Each year, Outside Magazine puts together a well-researched “hot list” of top adventure trips for the upcoming year. And in 2011, Tusker’s signature Mongolia Trek landed itself on Outside’s esteemed hot list.
What did the editors at Outside see in Tusker’s Mongolia Trek that distinguished it from hundreds of other adventure trips? Perhaps it was the landscape: Emerald meadows and open steppe, forested valleys and thick marshland, turquoise alpine lakes and glaciated peaks. And probably also the spectacular biodiversity: Siberian Ibex, lynx, snow leopard, brown bear and Saker falcons. And most defintley the culture: Kazak nomads, Ger camping, Nadaam Festival, hunting with Golden Eagles.
In short, Tusker’s trek through Western Mongolia’s 2,456 square-mile Altai Tavn Bogd National Park has it all.
Tusker’s signature trek is a 100-mile trekking and horseback trip in the far west of the park. From the Nation’s capital, Ulaanbaatar, it takes a two-hour flight and then an 8-hour drive just to get to the starting point of the trek. You start in a remote locale and as you proceed, you just get further and further from civilization. Mongolia is about twice the size of Texas, with over forty percent of the population living in Ulaanbaatar. Vast areas are wide-open, undeveloped and uninhabited. It is a country where gas stations are so few and far between, that smart drivers keep an extra reserve of fuel handy for the times when the next available gas station is 200 miles down the road. It is a place that can make Big Sky Montana look like no-sky country. It goes without saying that you can’t just show up in Mongolia with a backpack and a canteen and hope to survive. In a world that is increasingly connected and globalized, Western Mongolia’s remoteness is another attribute that sets it apart – literally – from other adventure destinations.
In addition to the other worldly beauty of the landscape and the remoteness of location, the warmth of the Mongolian people, combined with their hospitality, sense of community, and musical tradition equal a place with a solid, intact cultural identity. And time spent with the Mongolian Kazakh nomads, who live the same way their ancestors did many centuries ago, is a huge part of the experience on Tusker’s trek.
Trekkers will stay in the Ger camps of the nomadic Mongolia Kazakhs on several days of the trip, and most often, the Kazakh hosts are game to show their visitors a thing or two about their 1,000 year-old tradition of horseback skills.
Pack Your Bags

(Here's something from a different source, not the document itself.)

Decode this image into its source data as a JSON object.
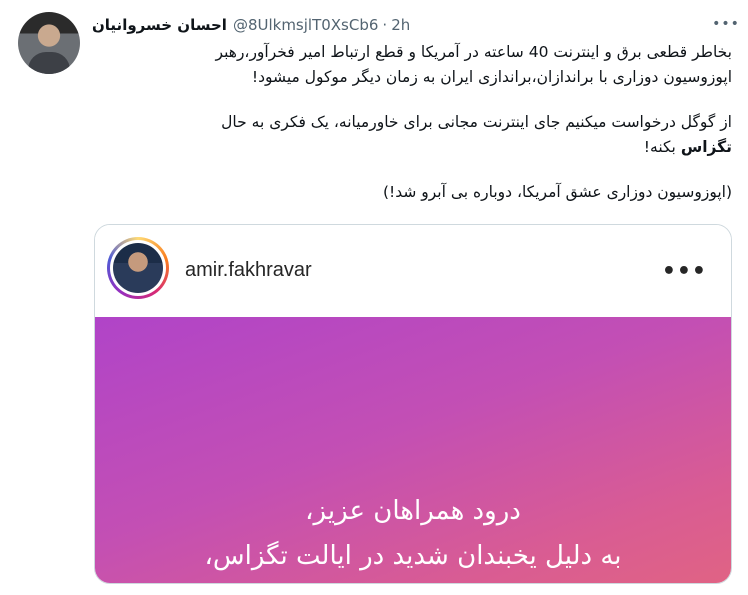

The bottom line is that anyone who travels to Mongolia with Tusker Trail will be traveling through a land so eye-poppingly beautiful and remote, and full of cultural treasures, that they will never look at the world the same way again. It’s no joke.